Data records for software interfaces
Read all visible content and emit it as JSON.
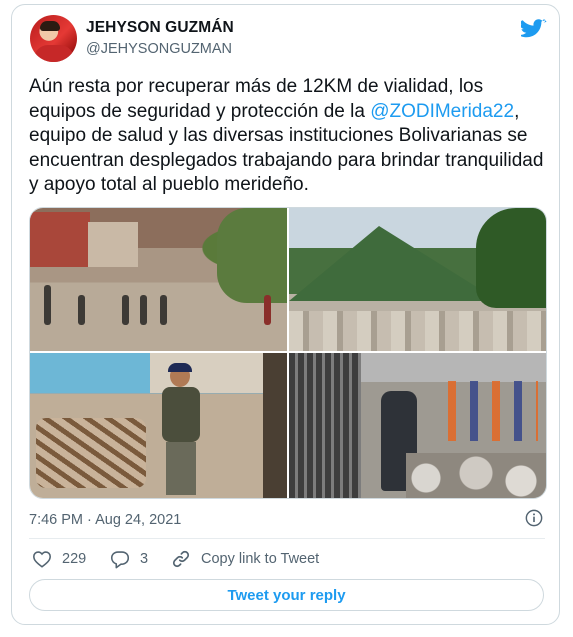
{
  "author": {
    "name": "JEHYSON GUZMÁN",
    "handle": "@JEHYSONGUZMAN"
  },
  "tweet": {
    "text_before": "Aún resta por recuperar más de 12KM de vialidad, los equipos de seguridad y protección de la ",
    "mention": "@ZODIMerida22",
    "text_after": ", equipo de salud y las diversas instituciones Bolivarianas se encuentran desplegados trabajando para brindar tranquilidad y apoyo total al pueblo merideño.",
    "timestamp": "7:46 PM · Aug 24, 2021"
  },
  "actions": {
    "likes": "229",
    "replies": "3",
    "copy_link": "Copy link to Tweet"
  },
  "reply_button": "Tweet your reply",
  "icons": [
    "avatar",
    "twitter-bird-icon",
    "info-icon",
    "heart-icon",
    "reply-bubble-icon",
    "link-icon"
  ],
  "colors": {
    "accent": "#1d9bf0",
    "text": "#0f1419",
    "muted": "#536471",
    "border": "#cfd9de"
  }
}
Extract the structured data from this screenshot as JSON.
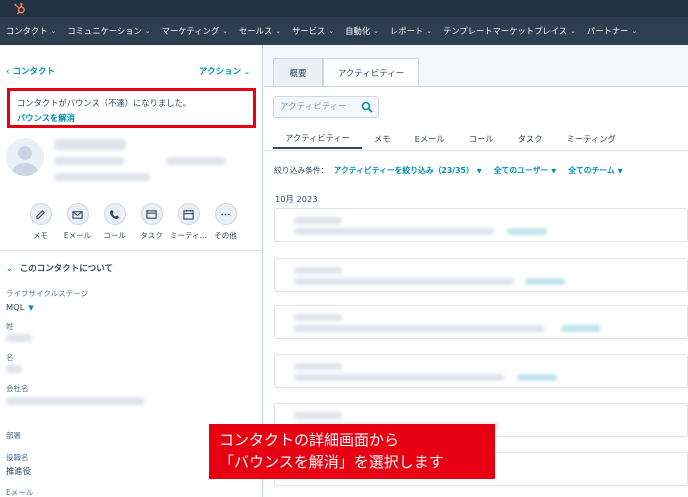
{
  "nav": {
    "items": [
      "コンタクト",
      "コミュニケーション",
      "マーケティング",
      "セールス",
      "サービス",
      "自動化",
      "レポート",
      "テンプレートマーケットプレイス",
      "パートナー"
    ]
  },
  "sidebar": {
    "back_link": "‹ コンタクト",
    "actions_menu": "アクション",
    "alert": {
      "message": "コンタクトがバウンス（不達）になりました。",
      "link": "バウンスを解消"
    },
    "quick_actions": [
      {
        "label": "メモ",
        "icon": "note-icon"
      },
      {
        "label": "Eメール",
        "icon": "email-icon"
      },
      {
        "label": "コール",
        "icon": "phone-icon"
      },
      {
        "label": "タスク",
        "icon": "task-icon"
      },
      {
        "label": "ミーティ…",
        "icon": "calendar-icon"
      },
      {
        "label": "その他",
        "icon": "more-icon"
      }
    ],
    "about_section": "このコンタクトについて",
    "fields": {
      "lifecycle_label": "ライフサイクルステージ",
      "lifecycle_value": "MQL",
      "last_name_label": "姓",
      "first_name_label": "名",
      "company_label": "会社名",
      "department_label": "部署",
      "job_title_label": "役職名",
      "job_title_value": "推進役",
      "email_label": "Eメール"
    }
  },
  "main": {
    "tabs": {
      "overview": "概要",
      "activity": "アクティビティー"
    },
    "search_placeholder": "アクティビティー",
    "subtabs": [
      "アクティビティー",
      "メモ",
      "Eメール",
      "コール",
      "タスク",
      "ミーティング"
    ],
    "filter": {
      "label": "絞り込み条件：",
      "activity": "アクティビティーを絞り込み（23/35）",
      "users": "全てのユーザー",
      "teams": "全てのチーム"
    },
    "month": "10月 2023"
  },
  "caption": {
    "line1": "コンタクトの詳細画面から",
    "line2": "「バウンスを解消」を選択します"
  },
  "colors": {
    "topbar": "#213343",
    "navbar": "#2d3e50",
    "link": "#0091ae",
    "highlight": "#e60012"
  }
}
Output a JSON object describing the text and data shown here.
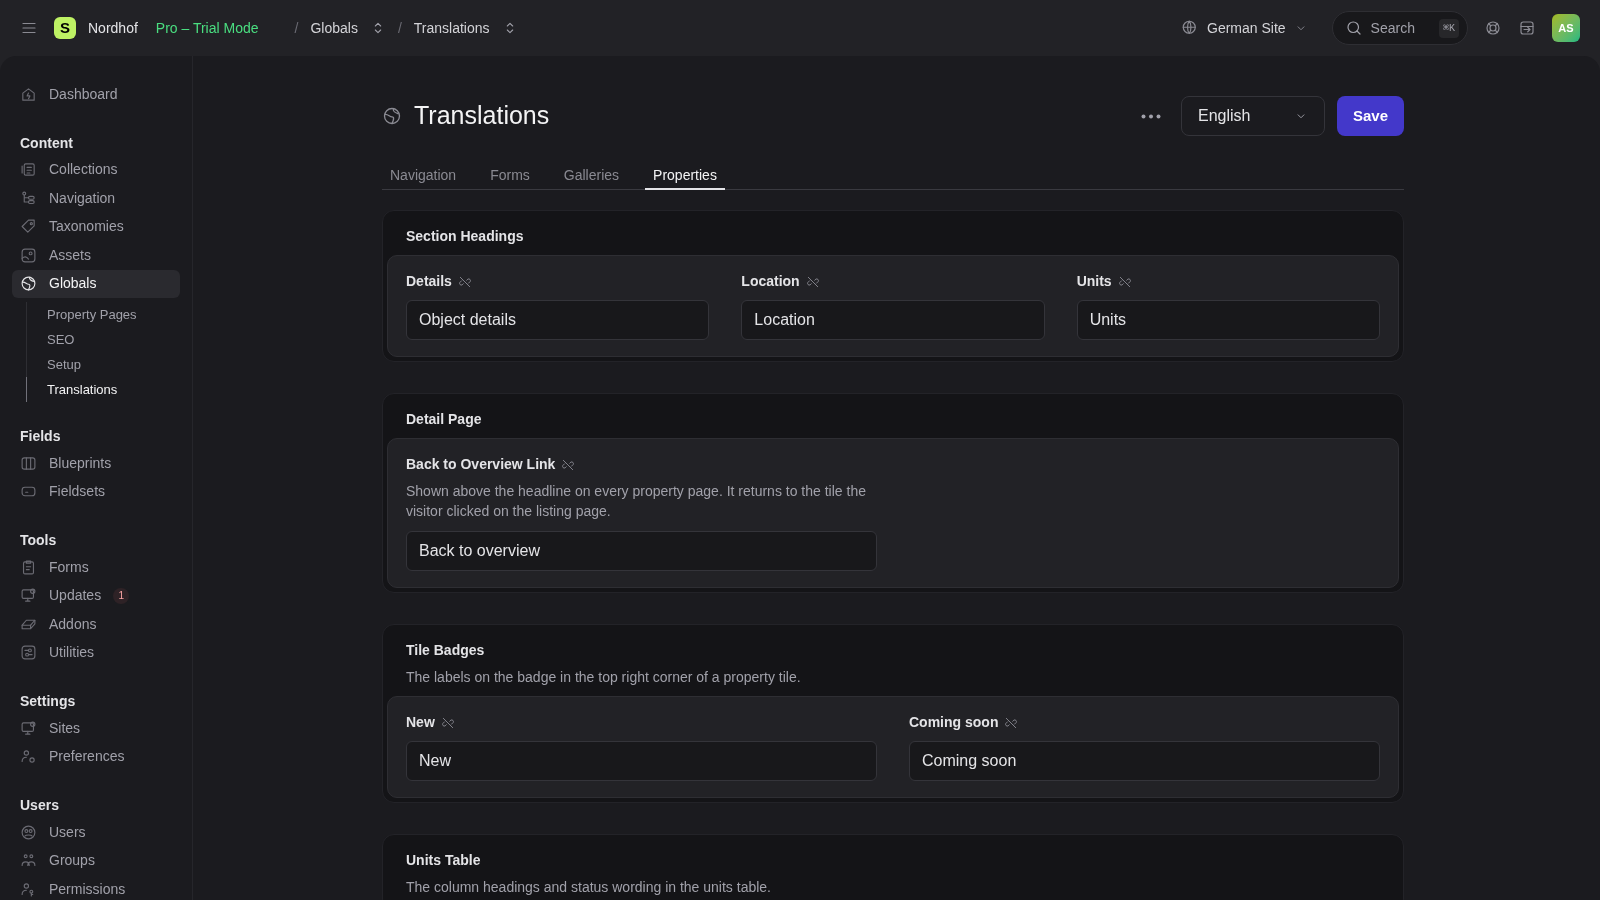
{
  "topbar": {
    "brand": "Nordhof",
    "logo_letter": "S",
    "plan": "Pro – Trial Mode",
    "separator": "/",
    "breadcrumbs": [
      {
        "label": "Globals"
      },
      {
        "label": "Translations"
      }
    ],
    "site": "German Site",
    "search": {
      "placeholder": "Search",
      "shortcut": "⌘K"
    },
    "avatar": "AS"
  },
  "sidebar": {
    "top_items": [
      {
        "label": "Dashboard",
        "selected": false
      }
    ],
    "sections": [
      {
        "title": "Content",
        "items": [
          {
            "label": "Collections",
            "selected": false
          },
          {
            "label": "Navigation",
            "selected": false
          },
          {
            "label": "Taxonomies",
            "selected": false
          },
          {
            "label": "Assets",
            "selected": false
          },
          {
            "label": "Globals",
            "selected": true,
            "children": [
              {
                "label": "Property Pages",
                "selected": false
              },
              {
                "label": "SEO",
                "selected": false
              },
              {
                "label": "Setup",
                "selected": false
              },
              {
                "label": "Translations",
                "selected": true
              }
            ]
          }
        ]
      },
      {
        "title": "Fields",
        "items": [
          {
            "label": "Blueprints",
            "selected": false
          },
          {
            "label": "Fieldsets",
            "selected": false
          }
        ]
      },
      {
        "title": "Tools",
        "items": [
          {
            "label": "Forms",
            "selected": false
          },
          {
            "label": "Updates",
            "selected": false,
            "badge": "1"
          },
          {
            "label": "Addons",
            "selected": false
          },
          {
            "label": "Utilities",
            "selected": false
          }
        ]
      },
      {
        "title": "Settings",
        "items": [
          {
            "label": "Sites",
            "selected": false
          },
          {
            "label": "Preferences",
            "selected": false
          }
        ]
      },
      {
        "title": "Users",
        "items": [
          {
            "label": "Users",
            "selected": false
          },
          {
            "label": "Groups",
            "selected": false
          },
          {
            "label": "Permissions",
            "selected": false
          }
        ]
      }
    ]
  },
  "page": {
    "title": "Translations",
    "language": "English",
    "save": "Save",
    "tabs": [
      {
        "label": "Navigation",
        "selected": false
      },
      {
        "label": "Forms",
        "selected": false
      },
      {
        "label": "Galleries",
        "selected": false
      },
      {
        "label": "Properties",
        "selected": true
      }
    ],
    "sections": [
      {
        "title": "Section Headings",
        "fields": [
          {
            "label": "Details",
            "value": "Object details"
          },
          {
            "label": "Location",
            "value": "Location"
          },
          {
            "label": "Units",
            "value": "Units"
          }
        ]
      },
      {
        "title": "Detail Page",
        "fields": [
          {
            "label": "Back to Overview Link",
            "description": "Shown above the headline on every property page. It returns to the tile the visitor clicked on the listing page.",
            "value": "Back to overview"
          }
        ]
      },
      {
        "title": "Tile Badges",
        "description": "The labels on the badge in the top right corner of a property tile.",
        "fields": [
          {
            "label": "New",
            "value": "New"
          },
          {
            "label": "Coming soon",
            "value": "Coming soon"
          }
        ]
      },
      {
        "title": "Units Table",
        "description": "The column headings and status wording in the units table."
      }
    ]
  }
}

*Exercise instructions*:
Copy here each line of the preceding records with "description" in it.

*Result*:
            "description": "Shown above the headline on every property page. It returns to the tile the visitor clicked on the listing page.",
        "description": "The labels on the badge in the top right corner of a property tile.",
        "description": "The column headings and status wording in the units table."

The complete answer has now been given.